● **Directions for this task**
Extract each line holding the word "MyGalaxyCatalogue" from the entries.

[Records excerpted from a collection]

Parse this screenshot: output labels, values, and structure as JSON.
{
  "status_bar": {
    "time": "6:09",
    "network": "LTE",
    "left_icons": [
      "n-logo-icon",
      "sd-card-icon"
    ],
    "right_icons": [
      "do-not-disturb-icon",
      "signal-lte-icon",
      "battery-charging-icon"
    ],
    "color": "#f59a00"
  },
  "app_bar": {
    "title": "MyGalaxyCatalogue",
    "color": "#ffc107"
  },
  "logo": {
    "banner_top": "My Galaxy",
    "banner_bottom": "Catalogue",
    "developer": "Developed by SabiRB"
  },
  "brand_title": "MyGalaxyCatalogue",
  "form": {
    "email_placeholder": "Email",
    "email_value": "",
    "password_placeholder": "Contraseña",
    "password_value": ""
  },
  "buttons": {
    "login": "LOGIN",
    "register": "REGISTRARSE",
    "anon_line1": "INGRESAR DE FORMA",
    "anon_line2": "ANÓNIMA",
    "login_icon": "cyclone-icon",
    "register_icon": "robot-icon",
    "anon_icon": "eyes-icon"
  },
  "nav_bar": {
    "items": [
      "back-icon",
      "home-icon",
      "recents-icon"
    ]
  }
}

● **Task result**
    "title": "MyGalaxyCatalogue",
  "brand_title": "MyGalaxyCatalogue",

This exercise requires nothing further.